*Task prompt*.
All of the lines below should be printed again exactly as they are.

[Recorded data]
--- START ---

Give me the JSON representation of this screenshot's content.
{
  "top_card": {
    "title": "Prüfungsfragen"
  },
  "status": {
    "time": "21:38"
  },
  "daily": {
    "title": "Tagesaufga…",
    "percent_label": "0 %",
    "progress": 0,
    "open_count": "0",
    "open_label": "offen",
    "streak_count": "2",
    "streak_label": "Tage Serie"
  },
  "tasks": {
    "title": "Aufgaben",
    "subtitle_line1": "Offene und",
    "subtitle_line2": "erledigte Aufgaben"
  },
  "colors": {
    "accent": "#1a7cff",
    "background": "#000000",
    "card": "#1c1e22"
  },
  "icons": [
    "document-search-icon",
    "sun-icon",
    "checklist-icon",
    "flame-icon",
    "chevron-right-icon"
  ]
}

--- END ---

*Answer to the exercise*.
Give me the JSON representation of this screenshot's content.
{
  "top_card": {
    "title": "Prüfungsfragen"
  },
  "status": {
    "time": "21:38"
  },
  "daily": {
    "title": "Tagesaufga…",
    "percent_label": "0 %",
    "progress": 0,
    "open_count": "0",
    "open_label": "offen",
    "streak_count": "2",
    "streak_label": "Tage Serie"
  },
  "tasks": {
    "title": "Aufgaben",
    "subtitle_line1": "Offene und",
    "subtitle_line2": "erledigte Aufgaben"
  },
  "colors": {
    "accent": "#1a7cff",
    "background": "#000000",
    "card": "#1c1e22"
  },
  "icons": [
    "document-search-icon",
    "sun-icon",
    "checklist-icon",
    "flame-icon",
    "chevron-right-icon"
  ]
}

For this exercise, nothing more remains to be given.